Two comments on this, starting backwards. David Henderson building off of Ron Paul’s – admittedly mixed up – answer on manufacturing jobs.

The other candidates did a poor job too. All of them seemed to see the lack of manufacturing jobs as a problem per se.

As is my wont, allow me to get a little meta here. Suppose that the topic had not been manufacturing jobs but infanticide. If the candidates had taken it for granted that infanticide was a bad thing per se, would we have let them off the hook?

At the end of the day, infanticide happens and the more infants there are, all else being equal, the more will be murdered. The history of society is one of more babies being born and consequently more of them being murdered.

I have the strong urge to go deeper and suggest that the configuration of subatomic particles we call a dead baby is not in its essence more or less outrageous than the configuration of subatomic particles we call an unemployed manufacturing worker.

These configurations matter because they matter to someone. People are obviously very concerned about unemployed manufacturing workers and thus they matter, per se.

On a more concrete level we can see this by imagining that all of the former manufacturing workers had owned stock in their companies. The companies then discovered some way radically increase productivity, lower costs and send profits through the roof. All of the former workers lost their jobs but became millionaires. Would there be a lot of handwringing over this – I am guessing not.

Which is to say that people complain about things because they are painful, we should take their pain seriously and speak about what can be done to alleviate it.

If the answer, is: it is not worth it for me to alleviate your pain because any feasible method would be too costly to the whole economy, then we have to recognize that that is in fact our answer and does in fact suck for the person hearing it.

Now, on to Ron Paul, he said many things but key among them was

But as long as we run a program of deliberately weakening our currency, our jobs will go overseas, and that is what’s happened for a good many years, especially in the last decade.

This is, of course, exactly backwards. Weakening our currency will bring jobs to America. This is why exporting countries have a deliberate and successful policy of weakening their currency.

However, my point is not to hit Ron Paul over the head with this. I am sure he has sort of put this together in his head. Its to point out how ubiquitous the trap of imagining that good things lead to other good things can be.

Ron Paul believes for many reasons that a strong currency is good. He also believes that seeing all of these job losses is bad. My strong suspicion is that it is difficult for him to reconcile the idea that a good idea could have such a bad outcome.
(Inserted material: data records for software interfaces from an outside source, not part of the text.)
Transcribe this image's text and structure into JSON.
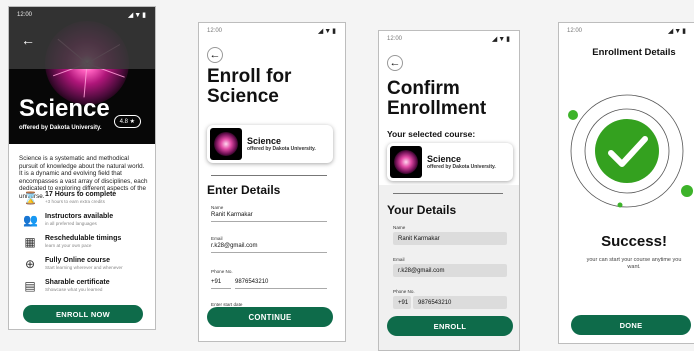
{
  "screens": {
    "detail": {
      "time": "12:00",
      "signal": "◢▼▮",
      "title": "Science",
      "offered_by": "offered by Dakota University.",
      "rating": "4.8 ★",
      "description": "Science is a systematic and methodical pursuit of knowledge about the natural world. It is a dynamic and evolving field that encompasses a vast array of disciplines, each dedicated to exploring different aspects of the universe.",
      "features": [
        {
          "title": "17 Hours to complete",
          "sub": "+3 hours to earn extra credits",
          "icon": "hourglass-icon",
          "glyph": "⌛"
        },
        {
          "title": "Instructors available",
          "sub": "in all preferred languages",
          "icon": "instructors-icon",
          "glyph": "👥"
        },
        {
          "title": "Reschedulable timings",
          "sub": "learn at your own pace",
          "icon": "calendar-icon",
          "glyph": "▦"
        },
        {
          "title": "Fully Online course",
          "sub": "Start learning wherever and whenever",
          "icon": "globe-icon",
          "glyph": "⊕"
        },
        {
          "title": "Sharable certificate",
          "sub": "Showcase what you learned",
          "icon": "certificate-icon",
          "glyph": "▤"
        }
      ],
      "button": "ENROLL NOW"
    },
    "enroll": {
      "time": "12:00",
      "signal": "◢▼▮",
      "heading": "Enroll for Science",
      "course_title": "Science",
      "course_sub": "offered by Dakota University.",
      "section": "Enter Details",
      "name_label": "Name",
      "name_value": "Ranit Karmakar",
      "email_label": "Email",
      "email_value": "r.k28@gmail.com",
      "phone_label": "Phone No.",
      "phone_code": "+91",
      "phone_value": "9876543210",
      "date_label": "Enter start date",
      "button": "CONTINUE"
    },
    "confirm": {
      "time": "12:00",
      "signal": "◢▼▮",
      "heading": "Confirm Enrollment",
      "selected_label": "Your selected course:",
      "course_title": "Science",
      "course_sub": "offered by Dakota University.",
      "section": "Your Details",
      "name_label": "Name",
      "name_value": "Ranit Karmakar",
      "email_label": "Email",
      "email_value": "r.k28@gmail.com",
      "phone_label": "Phone No.",
      "phone_code": "+91",
      "phone_value": "9876543210",
      "button": "ENROLL"
    },
    "success": {
      "time": "12:00",
      "signal": "◢▼▮",
      "title": "Enrollment Details",
      "heading": "Success!",
      "message": "your can start your course anytime you want.",
      "button": "DONE"
    }
  },
  "colors": {
    "accent": "#0e6b4a",
    "success": "#34a11f",
    "dot": "#3db32a"
  }
}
However, of course this happens all the time, because happiness and prosperity are not rewards for doing the right thing. They are simply one of many possible states of the world that result from the unique interaction of the events which preceded it.

Very few choices are clean in the sense that they will make everything better and nothing worse and none are clean with probability one.


So lets step back from all of this and looking at the policy dimension of the jobs question. My narrative is that the United States has somewhat passively allowed itself to get into a position of being consumer of last resort.

Other nations, most recently China, have run deliberate policies to suppress household consumption. The result was a rapid increase in both investment and net exports. This has the inverse effect of increasing US consumption and decreasing US net exports.

The costs and benefits of this policy accrue unevenly to Americans. Most Americans benefit slightly in the form of cheaper consumption goods. A few Americans benefit immensely by working in the financial sector of a country experiencing huge capital inflows and cheap financing. Another subset of Americans suffers miserably from losing employment and seeing the agglomeration effects that built their entire communities unravel.

The true policy question is: are we indifferent to this? I don’t think a simple appeal to Laissez-Faire is enough, if for no other reason than because this is not a Laissez-Faire outcome. It is the result of the deliberate policy of another government. Should that matter? I am not sure.

At a minimum, however, I think as intellectuals we should recognize the suffering of people affected by this and address it directly. Even if what we have to say is: I’m sorry but there is just nothing I think we should do to help you.